Blaine’s eyes twitch upwards slightly and Kurt thinks he might have been suppressing an eye roll, but he does dip the spoon back down and allow a bit of milk to seep onto the metal.
He chews a little quicker this time and Kurt’s dad sits back in his chair, a victorious grin on his face even though Blaine hasn’t yet spoken.
“So, Blaine, which one tastes better?” His dad asks, shooting Kurt a smirk.
Blaine is quiet for a long time, his gaze flicking between the two dishes, and in any other circumstances, Kurt would’ve found it funny how seriously he was taking the decision.
“The eggs.” When he finally speaks, it’s in a quiet, measured voice and he looks up at each of them in turn, briefly catching their gazes before dropping his eyes back to the table and tracing the flowery pattern of the tablecloth with his index finger.

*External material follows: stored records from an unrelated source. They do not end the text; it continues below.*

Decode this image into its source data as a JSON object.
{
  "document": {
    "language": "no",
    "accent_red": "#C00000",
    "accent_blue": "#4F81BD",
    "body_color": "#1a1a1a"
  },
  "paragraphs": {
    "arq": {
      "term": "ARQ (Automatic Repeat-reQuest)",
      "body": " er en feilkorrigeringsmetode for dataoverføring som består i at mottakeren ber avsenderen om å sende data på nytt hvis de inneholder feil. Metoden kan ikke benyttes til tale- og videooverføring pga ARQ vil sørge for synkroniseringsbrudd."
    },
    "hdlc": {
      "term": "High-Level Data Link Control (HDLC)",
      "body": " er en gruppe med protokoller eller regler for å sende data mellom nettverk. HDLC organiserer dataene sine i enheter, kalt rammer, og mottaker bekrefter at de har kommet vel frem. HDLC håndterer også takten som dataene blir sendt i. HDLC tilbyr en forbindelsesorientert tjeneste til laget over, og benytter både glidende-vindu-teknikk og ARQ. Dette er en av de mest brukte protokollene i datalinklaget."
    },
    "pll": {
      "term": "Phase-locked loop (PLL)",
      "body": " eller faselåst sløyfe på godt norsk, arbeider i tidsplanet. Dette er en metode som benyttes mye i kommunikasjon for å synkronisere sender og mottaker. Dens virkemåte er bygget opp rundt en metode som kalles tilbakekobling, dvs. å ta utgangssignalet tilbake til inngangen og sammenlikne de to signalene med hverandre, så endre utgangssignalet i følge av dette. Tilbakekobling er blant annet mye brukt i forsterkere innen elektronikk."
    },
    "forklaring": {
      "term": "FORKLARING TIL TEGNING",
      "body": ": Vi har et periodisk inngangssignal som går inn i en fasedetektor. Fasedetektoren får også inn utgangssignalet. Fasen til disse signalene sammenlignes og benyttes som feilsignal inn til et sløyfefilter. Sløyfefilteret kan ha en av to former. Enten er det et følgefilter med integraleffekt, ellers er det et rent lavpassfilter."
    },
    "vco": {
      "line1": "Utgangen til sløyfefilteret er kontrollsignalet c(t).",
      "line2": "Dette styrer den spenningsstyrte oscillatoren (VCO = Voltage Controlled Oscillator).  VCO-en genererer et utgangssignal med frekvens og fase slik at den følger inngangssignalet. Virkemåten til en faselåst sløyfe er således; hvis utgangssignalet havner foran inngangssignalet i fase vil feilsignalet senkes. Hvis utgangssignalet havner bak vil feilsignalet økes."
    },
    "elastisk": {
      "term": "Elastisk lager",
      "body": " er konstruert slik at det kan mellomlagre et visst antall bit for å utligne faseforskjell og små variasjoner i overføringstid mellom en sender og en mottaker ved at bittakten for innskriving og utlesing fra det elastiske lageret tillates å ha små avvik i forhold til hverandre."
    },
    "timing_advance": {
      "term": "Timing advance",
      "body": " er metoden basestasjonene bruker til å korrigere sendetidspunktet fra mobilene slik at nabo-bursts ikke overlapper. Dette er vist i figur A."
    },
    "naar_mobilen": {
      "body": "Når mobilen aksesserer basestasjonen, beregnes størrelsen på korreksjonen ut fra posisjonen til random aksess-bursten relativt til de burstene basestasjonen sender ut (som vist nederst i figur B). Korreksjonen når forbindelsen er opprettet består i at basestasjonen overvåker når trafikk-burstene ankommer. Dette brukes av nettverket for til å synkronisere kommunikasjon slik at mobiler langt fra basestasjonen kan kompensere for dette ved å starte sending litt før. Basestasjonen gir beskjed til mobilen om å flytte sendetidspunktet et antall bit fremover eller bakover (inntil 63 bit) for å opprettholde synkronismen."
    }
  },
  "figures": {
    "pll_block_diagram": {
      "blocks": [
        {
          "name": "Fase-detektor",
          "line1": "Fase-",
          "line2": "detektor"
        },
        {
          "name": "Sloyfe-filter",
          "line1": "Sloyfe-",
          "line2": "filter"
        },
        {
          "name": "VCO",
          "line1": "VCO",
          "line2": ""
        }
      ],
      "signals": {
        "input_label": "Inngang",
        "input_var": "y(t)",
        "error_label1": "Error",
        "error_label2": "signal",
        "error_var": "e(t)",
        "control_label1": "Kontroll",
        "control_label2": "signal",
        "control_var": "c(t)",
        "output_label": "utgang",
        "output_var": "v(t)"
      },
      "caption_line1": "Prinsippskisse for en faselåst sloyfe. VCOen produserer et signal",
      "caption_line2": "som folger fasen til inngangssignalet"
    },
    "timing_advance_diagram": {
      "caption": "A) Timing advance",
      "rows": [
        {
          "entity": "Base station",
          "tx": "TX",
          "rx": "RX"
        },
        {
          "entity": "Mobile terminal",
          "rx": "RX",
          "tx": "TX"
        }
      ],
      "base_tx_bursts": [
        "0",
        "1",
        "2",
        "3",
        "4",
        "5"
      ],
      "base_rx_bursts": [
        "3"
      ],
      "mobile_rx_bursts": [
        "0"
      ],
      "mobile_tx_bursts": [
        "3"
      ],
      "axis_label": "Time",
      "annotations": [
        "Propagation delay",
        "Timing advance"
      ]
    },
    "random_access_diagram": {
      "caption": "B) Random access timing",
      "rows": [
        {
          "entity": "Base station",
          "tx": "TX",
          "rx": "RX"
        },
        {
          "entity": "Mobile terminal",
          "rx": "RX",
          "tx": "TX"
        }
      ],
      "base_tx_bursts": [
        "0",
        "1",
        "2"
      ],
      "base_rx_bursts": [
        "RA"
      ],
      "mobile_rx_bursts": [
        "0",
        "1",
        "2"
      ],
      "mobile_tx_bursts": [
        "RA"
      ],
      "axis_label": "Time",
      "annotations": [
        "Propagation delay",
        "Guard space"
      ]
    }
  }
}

“Ugh, I should’ve known you’d take his side!” Kurt says playfully, mock-glaring at his dad. “Don’t blame me when you’re all dying from heart attacks before you’re even sixty.”
Kurt had meant it as a joke, hadn’t really thought through the implications of his words, but Blaine’s answer makes the smile drop right off his face.

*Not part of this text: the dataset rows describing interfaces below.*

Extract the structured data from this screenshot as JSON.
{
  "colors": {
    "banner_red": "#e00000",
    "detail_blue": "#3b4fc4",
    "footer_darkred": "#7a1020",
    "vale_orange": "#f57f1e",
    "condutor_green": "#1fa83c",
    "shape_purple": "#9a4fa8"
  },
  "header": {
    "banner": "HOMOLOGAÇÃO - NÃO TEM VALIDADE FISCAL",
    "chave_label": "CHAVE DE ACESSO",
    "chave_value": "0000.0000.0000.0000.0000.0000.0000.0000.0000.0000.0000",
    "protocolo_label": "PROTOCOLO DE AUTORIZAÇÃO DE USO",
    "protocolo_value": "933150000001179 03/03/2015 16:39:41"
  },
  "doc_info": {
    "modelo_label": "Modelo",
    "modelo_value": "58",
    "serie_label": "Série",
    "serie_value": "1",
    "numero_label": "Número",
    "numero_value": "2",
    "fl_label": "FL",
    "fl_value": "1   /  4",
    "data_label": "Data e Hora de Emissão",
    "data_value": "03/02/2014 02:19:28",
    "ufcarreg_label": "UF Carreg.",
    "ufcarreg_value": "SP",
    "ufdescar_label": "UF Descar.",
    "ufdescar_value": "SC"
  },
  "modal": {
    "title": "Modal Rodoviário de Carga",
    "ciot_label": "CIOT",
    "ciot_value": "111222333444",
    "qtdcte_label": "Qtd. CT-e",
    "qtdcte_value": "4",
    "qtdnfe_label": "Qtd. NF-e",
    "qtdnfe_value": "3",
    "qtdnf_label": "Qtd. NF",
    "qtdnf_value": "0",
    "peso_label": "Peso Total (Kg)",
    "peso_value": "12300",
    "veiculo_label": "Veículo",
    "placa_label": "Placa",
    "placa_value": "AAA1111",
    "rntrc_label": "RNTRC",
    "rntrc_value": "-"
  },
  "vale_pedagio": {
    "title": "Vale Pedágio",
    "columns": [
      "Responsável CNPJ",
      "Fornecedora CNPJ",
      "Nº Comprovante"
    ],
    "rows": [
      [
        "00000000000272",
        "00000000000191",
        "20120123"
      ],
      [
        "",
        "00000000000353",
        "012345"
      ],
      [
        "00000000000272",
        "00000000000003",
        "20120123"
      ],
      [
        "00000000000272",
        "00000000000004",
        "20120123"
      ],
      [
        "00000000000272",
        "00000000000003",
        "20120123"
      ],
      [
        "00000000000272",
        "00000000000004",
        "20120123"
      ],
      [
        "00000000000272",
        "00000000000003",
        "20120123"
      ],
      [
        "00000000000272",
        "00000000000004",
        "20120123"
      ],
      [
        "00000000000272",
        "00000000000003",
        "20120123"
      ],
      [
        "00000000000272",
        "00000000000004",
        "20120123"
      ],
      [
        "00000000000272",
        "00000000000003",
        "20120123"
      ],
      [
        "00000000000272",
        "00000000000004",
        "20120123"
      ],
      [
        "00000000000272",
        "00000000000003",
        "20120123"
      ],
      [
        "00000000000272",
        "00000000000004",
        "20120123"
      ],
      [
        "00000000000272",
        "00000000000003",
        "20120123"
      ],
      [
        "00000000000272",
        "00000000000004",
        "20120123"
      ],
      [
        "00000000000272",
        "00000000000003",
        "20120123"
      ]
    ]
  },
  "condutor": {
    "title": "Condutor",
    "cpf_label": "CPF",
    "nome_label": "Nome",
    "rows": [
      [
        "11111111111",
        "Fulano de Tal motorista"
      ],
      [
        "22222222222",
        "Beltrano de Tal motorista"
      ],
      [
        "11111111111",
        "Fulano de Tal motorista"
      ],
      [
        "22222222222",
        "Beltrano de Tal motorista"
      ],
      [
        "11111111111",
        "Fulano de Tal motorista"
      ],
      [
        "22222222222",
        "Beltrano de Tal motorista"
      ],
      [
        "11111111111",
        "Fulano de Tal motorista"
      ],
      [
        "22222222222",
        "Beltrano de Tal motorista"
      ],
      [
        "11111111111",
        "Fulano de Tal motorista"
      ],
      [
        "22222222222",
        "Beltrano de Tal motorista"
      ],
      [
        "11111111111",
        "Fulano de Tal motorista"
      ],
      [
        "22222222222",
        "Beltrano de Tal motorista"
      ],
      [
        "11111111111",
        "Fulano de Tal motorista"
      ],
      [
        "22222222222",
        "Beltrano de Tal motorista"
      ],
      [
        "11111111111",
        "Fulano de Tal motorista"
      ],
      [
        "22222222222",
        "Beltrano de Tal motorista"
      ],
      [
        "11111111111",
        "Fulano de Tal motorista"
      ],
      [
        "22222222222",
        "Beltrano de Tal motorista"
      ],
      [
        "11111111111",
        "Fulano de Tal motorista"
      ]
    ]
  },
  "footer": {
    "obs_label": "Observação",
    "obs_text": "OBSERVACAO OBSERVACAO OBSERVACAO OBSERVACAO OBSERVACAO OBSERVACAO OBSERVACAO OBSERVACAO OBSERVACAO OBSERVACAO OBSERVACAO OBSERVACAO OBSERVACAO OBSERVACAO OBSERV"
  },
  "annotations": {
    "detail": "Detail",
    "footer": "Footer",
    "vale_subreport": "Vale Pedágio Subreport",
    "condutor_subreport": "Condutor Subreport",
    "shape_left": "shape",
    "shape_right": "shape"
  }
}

“Nah, trust me, you don’t,” Burt replies before the silence can get awkward and Kurt is eternally grateful for that. “Did you try the hospital food? No one would willingly expose themselves to that crap—not for any length of time anyway.”
Blaine shrugs, twisting his bottom lip into his mouth and continues to trail his fingers over the yellow arches of the flowers.
“Well, I’m just gonna pop to the garage for a couple of hours; Max said the delivery had arrived. Give me a ring if you need anything.” This last part is clearly directed at Kurt and for some reason panic starts to rise inside of him, unbidden, as his dad gets up and squeezes his shoulder before noisily leaving the room.
His stomach flips as he looks at Blaine, so small where he’s wrapped inside his hoodie, and he wonders how he’s meant to hold a conversation with someone so unresponsive. Except it’s more than that, because it’s not Blaine’s quietness that makes Kurt’s stomach squirm. No, it’s the way he won’t look at Kurt unless it’s unavoidable because, in all the time he’s known Blaine, even when they were just friends, Blaine has always looked at Kurt. In fact, sometimes in those first few weeks, it had felt like Blaine was the only one in the world who looked at him, the only one to actually see him. But as Blaine runs a hand distractedly over his forehead, pushing stray hair out of the way, Kurt realises that maybe it’s his turn to do the looking. Perhaps Blaine isn’t after someone to talk to after all; perhaps he just wants someone to see him.